Follow Up: Following this case, the Minister for Foreign Affairs and the then Attorney-General issued a joint statement that the act of entering into a treaty does not give rise to legitimate expectations in administrative law. Subsequently, legislation was twice introduced into Parliament to reverse the position created by this case and instead clarify that the mere fact that Australia is a party to a particular international treaty does not give rise to the expectation that an administrative decision will conform with the requirements of the treaty or that notice and adequate opportunity to argue against a decision contrary to the requirements would be granted. While this legislation was never passed, courts have shown strong reservations about following the logic of the Teoh case going forward. For more information, read an Article about “The Rise and Fall of Teoh in Australia” here: http://www.austlii.edu.au/au/journals/UMonashLRS/2010/8.html.

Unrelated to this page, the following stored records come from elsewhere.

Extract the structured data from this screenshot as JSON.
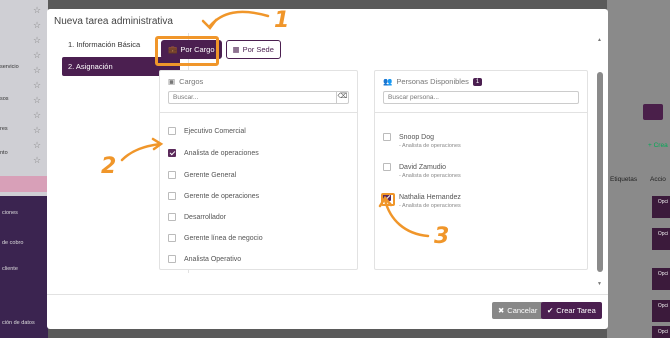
{
  "background": {
    "left_labels": [
      "servicio",
      "sos",
      "res",
      "nto"
    ],
    "left_dark_labels": [
      "ciones",
      "de cobro",
      "cliente",
      "ción de datos"
    ],
    "right_labels": [
      "+ Crea",
      "Etiquetas",
      "Accio"
    ],
    "opciones_label": "Opci"
  },
  "modal": {
    "title": "Nueva tarea administrativa",
    "steps": [
      {
        "label": "1. Información Básica",
        "active": false
      },
      {
        "label": "2. Asignación",
        "active": true
      }
    ],
    "tabs": [
      {
        "label": "Por Cargo",
        "icon": "briefcase-icon",
        "active": true
      },
      {
        "label": "Por Sede",
        "icon": "building-icon",
        "active": false
      }
    ],
    "cargos": {
      "title": "Cargos",
      "search_placeholder": "Buscar...",
      "items": [
        {
          "label": "Ejecutivo Comercial",
          "checked": false
        },
        {
          "label": "Analista de operaciones",
          "checked": true
        },
        {
          "label": "Gerente General",
          "checked": false
        },
        {
          "label": "Gerente de operaciones",
          "checked": false
        },
        {
          "label": "Desarrollador",
          "checked": false
        },
        {
          "label": "Gerente línea de negocio",
          "checked": false
        },
        {
          "label": "Analista Operativo",
          "checked": false
        }
      ]
    },
    "personas": {
      "title": "Personas Disponibles",
      "count": "1",
      "search_placeholder": "Buscar persona...",
      "items": [
        {
          "name": "Snoop Dog",
          "role": "- Analista de operaciones",
          "checked": false
        },
        {
          "name": "David Zamudio",
          "role": "- Analista de operaciones",
          "checked": false
        },
        {
          "name": "Nathalia Hernandez",
          "role": "- Analista de operaciones",
          "checked": true
        }
      ]
    },
    "buttons": {
      "cancel": "Cancelar",
      "create": "Crear Tarea"
    }
  },
  "annotations": [
    "1",
    "2",
    "3"
  ],
  "colors": {
    "primary": "#4b1f50",
    "annotation": "#f0962a"
  }
}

CRIN Comments: In line with the CRC, CRIN believes that the best interests of children must be a primary consideration in every proceeding involving them, whether directly or indirectly. CRIN believes that this case as decided is consistent with the CRC. In any proceeding where an immigrant parent is at risk of being deported from a country, the interests of any children involved must be considered and all efforts to avoid separating the family made. In the same way that this judgment is consistent with the CRC, however, the legislation introduced after this case was decided and subsequent case law on the subject is inconsistent with the CRC. As a party to the CRC, Australia must respect its international obligation to consider the best interests of children in all proceedings involving them.
Citation: 128 ALR 353
Link to Full Judgment: http://www.law.mq.edu.au/Units/law404/MIEA%20v%20Ah%20Hin%20Teoh.htm